• _Task goal_: Exact copies of all the records are to be output.

• _Available data_:

++++++++++++++++++++

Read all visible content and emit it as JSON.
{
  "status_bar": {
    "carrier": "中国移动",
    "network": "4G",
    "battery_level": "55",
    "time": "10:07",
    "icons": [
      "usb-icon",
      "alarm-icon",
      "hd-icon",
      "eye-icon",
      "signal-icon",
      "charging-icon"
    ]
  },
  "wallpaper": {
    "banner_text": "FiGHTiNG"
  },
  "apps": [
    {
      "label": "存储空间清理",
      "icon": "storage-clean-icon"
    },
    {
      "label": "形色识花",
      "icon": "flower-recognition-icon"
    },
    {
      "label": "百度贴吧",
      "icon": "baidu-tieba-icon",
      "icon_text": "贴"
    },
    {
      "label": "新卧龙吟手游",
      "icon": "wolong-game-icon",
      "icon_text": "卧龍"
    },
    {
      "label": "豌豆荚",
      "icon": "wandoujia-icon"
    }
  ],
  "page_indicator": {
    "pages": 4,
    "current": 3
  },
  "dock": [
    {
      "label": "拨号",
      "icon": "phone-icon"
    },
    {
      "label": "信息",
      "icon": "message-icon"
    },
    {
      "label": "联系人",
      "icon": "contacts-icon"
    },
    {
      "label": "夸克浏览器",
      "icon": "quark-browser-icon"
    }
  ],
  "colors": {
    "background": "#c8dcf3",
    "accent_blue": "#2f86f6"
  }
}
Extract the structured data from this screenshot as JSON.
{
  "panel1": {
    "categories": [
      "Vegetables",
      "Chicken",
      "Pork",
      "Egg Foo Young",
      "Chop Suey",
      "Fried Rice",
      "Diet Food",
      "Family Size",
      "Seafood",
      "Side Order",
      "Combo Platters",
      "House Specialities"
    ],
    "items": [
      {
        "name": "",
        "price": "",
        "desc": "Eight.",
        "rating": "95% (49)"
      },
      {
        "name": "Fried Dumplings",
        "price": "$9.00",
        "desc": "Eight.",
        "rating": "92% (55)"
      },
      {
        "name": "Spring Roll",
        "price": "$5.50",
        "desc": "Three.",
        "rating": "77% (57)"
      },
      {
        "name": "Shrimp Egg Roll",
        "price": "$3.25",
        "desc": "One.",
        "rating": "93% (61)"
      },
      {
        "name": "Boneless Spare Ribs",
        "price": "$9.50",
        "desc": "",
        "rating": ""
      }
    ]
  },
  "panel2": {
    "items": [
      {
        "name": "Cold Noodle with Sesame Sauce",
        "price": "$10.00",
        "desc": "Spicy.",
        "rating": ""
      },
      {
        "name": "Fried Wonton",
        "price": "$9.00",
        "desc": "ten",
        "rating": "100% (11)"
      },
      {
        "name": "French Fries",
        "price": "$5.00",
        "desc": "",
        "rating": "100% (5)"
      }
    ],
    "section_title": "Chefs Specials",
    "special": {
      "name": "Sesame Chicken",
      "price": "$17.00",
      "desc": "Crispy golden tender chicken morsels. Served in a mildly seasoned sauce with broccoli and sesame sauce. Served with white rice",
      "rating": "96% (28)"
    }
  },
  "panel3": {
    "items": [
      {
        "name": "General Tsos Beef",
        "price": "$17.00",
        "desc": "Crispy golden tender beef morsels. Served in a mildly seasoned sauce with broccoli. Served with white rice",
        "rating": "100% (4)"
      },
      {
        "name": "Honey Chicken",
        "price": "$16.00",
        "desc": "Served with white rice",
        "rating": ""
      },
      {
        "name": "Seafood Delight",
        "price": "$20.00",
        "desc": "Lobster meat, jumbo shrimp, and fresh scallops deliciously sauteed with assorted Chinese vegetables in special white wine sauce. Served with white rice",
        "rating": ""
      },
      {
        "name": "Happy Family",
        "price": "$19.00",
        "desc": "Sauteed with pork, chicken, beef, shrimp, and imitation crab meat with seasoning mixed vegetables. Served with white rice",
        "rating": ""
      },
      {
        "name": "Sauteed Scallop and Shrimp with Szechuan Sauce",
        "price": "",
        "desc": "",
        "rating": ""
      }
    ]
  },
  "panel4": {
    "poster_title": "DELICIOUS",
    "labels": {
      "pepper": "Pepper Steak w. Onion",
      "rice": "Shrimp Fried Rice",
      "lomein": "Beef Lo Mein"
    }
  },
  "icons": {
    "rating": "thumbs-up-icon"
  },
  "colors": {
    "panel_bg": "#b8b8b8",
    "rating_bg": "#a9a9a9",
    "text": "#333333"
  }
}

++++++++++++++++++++

• _Response to this task_:
Read all visible content and emit it as JSON.
{
  "status_bar": {
    "carrier": "中国移动",
    "network": "4G",
    "battery_level": "55",
    "time": "10:07",
    "icons": [
      "usb-icon",
      "alarm-icon",
      "hd-icon",
      "eye-icon",
      "signal-icon",
      "charging-icon"
    ]
  },
  "wallpaper": {
    "banner_text": "FiGHTiNG"
  },
  "apps": [
    {
      "label": "存储空间清理",
      "icon": "storage-clean-icon"
    },
    {
      "label": "形色识花",
      "icon": "flower-recognition-icon"
    },
    {
      "label": "百度贴吧",
      "icon": "baidu-tieba-icon",
      "icon_text": "贴"
    },
    {
      "label": "新卧龙吟手游",
      "icon": "wolong-game-icon",
      "icon_text": "卧龍"
    },
    {
      "label": "豌豆荚",
      "icon": "wandoujia-icon"
    }
  ],
  "page_indicator": {
    "pages": 4,
    "current": 3
  },
  "dock": [
    {
      "label": "拨号",
      "icon": "phone-icon"
    },
    {
      "label": "信息",
      "icon": "message-icon"
    },
    {
      "label": "联系人",
      "icon": "contacts-icon"
    },
    {
      "label": "夸克浏览器",
      "icon": "quark-browser-icon"
    }
  ],
  "colors": {
    "background": "#c8dcf3",
    "accent_blue": "#2f86f6"
  }
}
Extract the structured data from this screenshot as JSON.
{
  "panel1": {
    "categories": [
      "Vegetables",
      "Chicken",
      "Pork",
      "Egg Foo Young",
      "Chop Suey",
      "Fried Rice",
      "Diet Food",
      "Family Size",
      "Seafood",
      "Side Order",
      "Combo Platters",
      "House Specialities"
    ],
    "items": [
      {
        "name": "",
        "price": "",
        "desc": "Eight.",
        "rating": "95% (49)"
      },
      {
        "name": "Fried Dumplings",
        "price": "$9.00",
        "desc": "Eight.",
        "rating": "92% (55)"
      },
      {
        "name": "Spring Roll",
        "price": "$5.50",
        "desc": "Three.",
        "rating": "77% (57)"
      },
      {
        "name": "Shrimp Egg Roll",
        "price": "$3.25",
        "desc": "One.",
        "rating": "93% (61)"
      },
      {
        "name": "Boneless Spare Ribs",
        "price": "$9.50",
        "desc": "",
        "rating": ""
      }
    ]
  },
  "panel2": {
    "items": [
      {
        "name": "Cold Noodle with Sesame Sauce",
        "price": "$10.00",
        "desc": "Spicy.",
        "rating": ""
      },
      {
        "name": "Fried Wonton",
        "price": "$9.00",
        "desc": "ten",
        "rating": "100% (11)"
      },
      {
        "name": "French Fries",
        "price": "$5.00",
        "desc": "",
        "rating": "100% (5)"
      }
    ],
    "section_title": "Chefs Specials",
    "special": {
      "name": "Sesame Chicken",
      "price": "$17.00",
      "desc": "Crispy golden tender chicken morsels. Served in a mildly seasoned sauce with broccoli and sesame sauce. Served with white rice",
      "rating": "96% (28)"
    }
  },
  "panel3": {
    "items": [
      {
        "name": "General Tsos Beef",
        "price": "$17.00",
        "desc": "Crispy golden tender beef morsels. Served in a mildly seasoned sauce with broccoli. Served with white rice",
        "rating": "100% (4)"
      },
      {
        "name": "Honey Chicken",
        "price": "$16.00",
        "desc": "Served with white rice",
        "rating": ""
      },
      {
        "name": "Seafood Delight",
        "price": "$20.00",
        "desc": "Lobster meat, jumbo shrimp, and fresh scallops deliciously sauteed with assorted Chinese vegetables in special white wine sauce. Served with white rice",
        "rating": ""
      },
      {
        "name": "Happy Family",
        "price": "$19.00",
        "desc": "Sauteed with pork, chicken, beef, shrimp, and imitation crab meat with seasoning mixed vegetables. Served with white rice",
        "rating": ""
      },
      {
        "name": "Sauteed Scallop and Shrimp with Szechuan Sauce",
        "price": "",
        "desc": "",
        "rating": ""
      }
    ]
  },
  "panel4": {
    "poster_title": "DELICIOUS",
    "labels": {
      "pepper": "Pepper Steak w. Onion",
      "rice": "Shrimp Fried Rice",
      "lomein": "Beef Lo Mein"
    }
  },
  "icons": {
    "rating": "thumbs-up-icon"
  },
  "colors": {
    "panel_bg": "#b8b8b8",
    "rating_bg": "#a9a9a9",
    "text": "#333333"
  }
}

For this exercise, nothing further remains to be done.